--- WORK TASK ---
Give the number of lines in the records below that include the word "icon", and add nothing to it.

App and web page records
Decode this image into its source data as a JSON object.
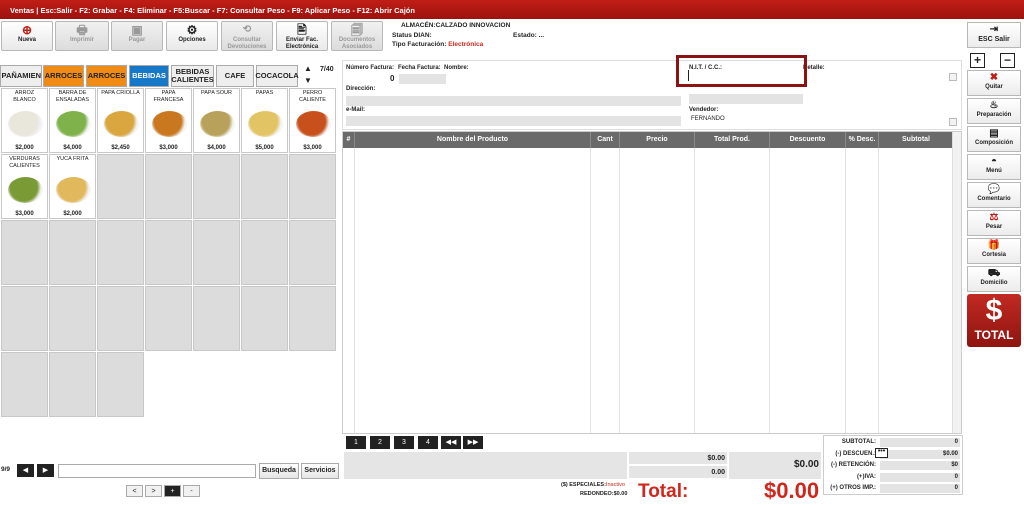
{
  "titlebar": {
    "text": "Ventas | Esc:Salir - F2: Grabar - F4: Eliminar - F5:Buscar - F7: Consultar Peso - F9: Aplicar Peso - F12: Abrir Cajón"
  },
  "toolbar": {
    "nueva": "Nueva",
    "imprimir": "Imprimir",
    "pagar": "Pagar",
    "opciones": "Opciones",
    "consultar_devoluciones": "Consultar Devoluciones",
    "enviar_fac": "Enviar Fac. Electrónica",
    "documentos_asociados": "Documentos Asociados"
  },
  "info": {
    "almacen": "ALMACÉN:CALZADO INNOVACION",
    "status_dian": "Status DIAN:",
    "estado_label": "Estado:",
    "estado_value": "...",
    "tipo_label": "Tipo Facturación:",
    "tipo_value": "Electrónica"
  },
  "categories": [
    "MPAÑAMIEN",
    "ARROCES",
    "ARROCES",
    "BEBIDAS",
    "BEBIDAS CALIENTES",
    "CAFE",
    "COCACOLA"
  ],
  "cat_page": "7/40",
  "products": [
    {
      "name": "ARROZ BLANCO",
      "price": "$2,000",
      "color": "#e9e6dc"
    },
    {
      "name": "BARRA DE ENSALADAS",
      "price": "$4,000",
      "color": "#7fb24a"
    },
    {
      "name": "PAPA CRIOLLA",
      "price": "$2,450",
      "color": "#d9a640"
    },
    {
      "name": "PAPA FRANCESA",
      "price": "$3,000",
      "color": "#c9781f"
    },
    {
      "name": "PAPA SOUR",
      "price": "$4,000",
      "color": "#b8a15a"
    },
    {
      "name": "PAPAS",
      "price": "$5,000",
      "color": "#e3c465"
    },
    {
      "name": "PERRO CALIENTE",
      "price": "$3,000",
      "color": "#c8501c"
    },
    {
      "name": "VERDURAS CALIENTES",
      "price": "$3,000",
      "color": "#7a9a36"
    },
    {
      "name": "YUCA FRITA",
      "price": "$2,000",
      "color": "#e2b85c"
    }
  ],
  "left_pager": {
    "page": "9/9",
    "busqueda": "Busqueda",
    "servicios": "Servicios"
  },
  "bottom_arrows": [
    "<",
    ">",
    "+",
    "-"
  ],
  "header": {
    "numero_factura": "Número Factura:",
    "fecha_factura": "Fecha Factura:",
    "nombre": "Nombre:",
    "numero_value": "0",
    "nit": "N.I.T. / C.C.:",
    "detalle": "Detalle:",
    "direccion": "Dirección:",
    "email": "e-Mail:",
    "vendedor": "Vendedor:",
    "vendedor_value": "FERNANDO"
  },
  "table": {
    "columns": [
      "#",
      "Nombre del Producto",
      "Cant",
      "Precio",
      "Total Prod.",
      "Descuento",
      "% Desc.",
      "Subtotal"
    ]
  },
  "table_pager": [
    "1",
    "2",
    "3",
    "4",
    "◀◀",
    "▶▶"
  ],
  "totals": {
    "val1": "$0.00",
    "val2": "0.00",
    "mid_total": "$0.00",
    "especiales_label": "($) ESPECIALES:",
    "especiales_value": "Inactivo",
    "redondeo_label": "REDONDEO:",
    "redondeo_value": "$0.00",
    "total_label": "Total:",
    "total_value": "$0.00"
  },
  "summary": [
    {
      "label": "SUBTOTAL:",
      "value": "0"
    },
    {
      "label": "(-) DESCUEN.:",
      "value": "$0.00"
    },
    {
      "label": "(-) RETENCIÓN:",
      "value": "$0"
    },
    {
      "label": "(+)IVA:",
      "value": "0"
    },
    {
      "label": "(+) OTROS IMP.:",
      "value": "0"
    }
  ],
  "right_buttons": {
    "esc_salir": "ESC Salir",
    "quitar": "Quitar",
    "preparacion": "Preparación",
    "composicion": "Composición",
    "menu": "Menú",
    "comentario": "Comentario",
    "pesar": "Pesar",
    "cortesia": "Cortesia",
    "domicilio": "Domicilio",
    "total": "TOTAL"
  },
  "colors": {
    "titlebar": "#b0160f",
    "accent_red": "#d0261c",
    "orange": "#f08b16",
    "blue": "#1878c8",
    "nit_border": "#8a1414"
  }
}
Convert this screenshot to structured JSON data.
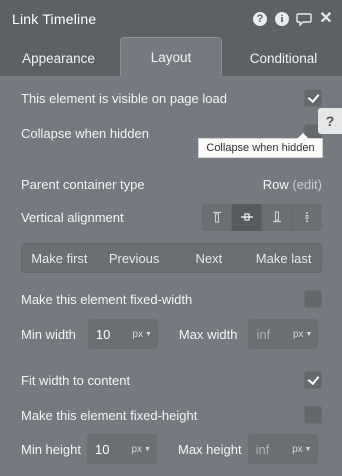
{
  "header": {
    "title": "Link Timeline"
  },
  "tabs": [
    {
      "label": "Appearance"
    },
    {
      "label": "Layout"
    },
    {
      "label": "Conditional"
    }
  ],
  "layout": {
    "visible_on_load": {
      "label": "This element is visible on page load",
      "checked": true
    },
    "collapse_when_hidden": {
      "label": "Collapse when hidden",
      "checked": false
    },
    "help_button": "?",
    "tooltip": "Collapse when hidden",
    "parent_container": {
      "label": "Parent container type",
      "value": "Row",
      "edit": "(edit)"
    },
    "vertical_alignment": {
      "label": "Vertical alignment",
      "options": [
        {
          "icon": "align-top-icon",
          "glyph": "⊤"
        },
        {
          "icon": "align-center-icon",
          "glyph": "-⊕-"
        },
        {
          "icon": "align-bottom-icon",
          "glyph": "⊥"
        },
        {
          "icon": "align-stretch-icon",
          "glyph": "⋮"
        }
      ],
      "selected": 1
    },
    "order": [
      "Make first",
      "Previous",
      "Next",
      "Make last"
    ],
    "fixed_width": {
      "label": "Make this element fixed-width",
      "checked": false
    },
    "min_width": {
      "label": "Min width",
      "value": "10",
      "unit": "px"
    },
    "max_width": {
      "label": "Max width",
      "placeholder": "inf",
      "unit": "px"
    },
    "fit_width": {
      "label": "Fit width to content",
      "checked": true
    },
    "fixed_height": {
      "label": "Make this element fixed-height",
      "checked": false
    },
    "min_height": {
      "label": "Min height",
      "value": "10",
      "unit": "px"
    },
    "max_height": {
      "label": "Max height",
      "placeholder": "inf",
      "unit": "px"
    }
  }
}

--- ANSWER SPACE ---
4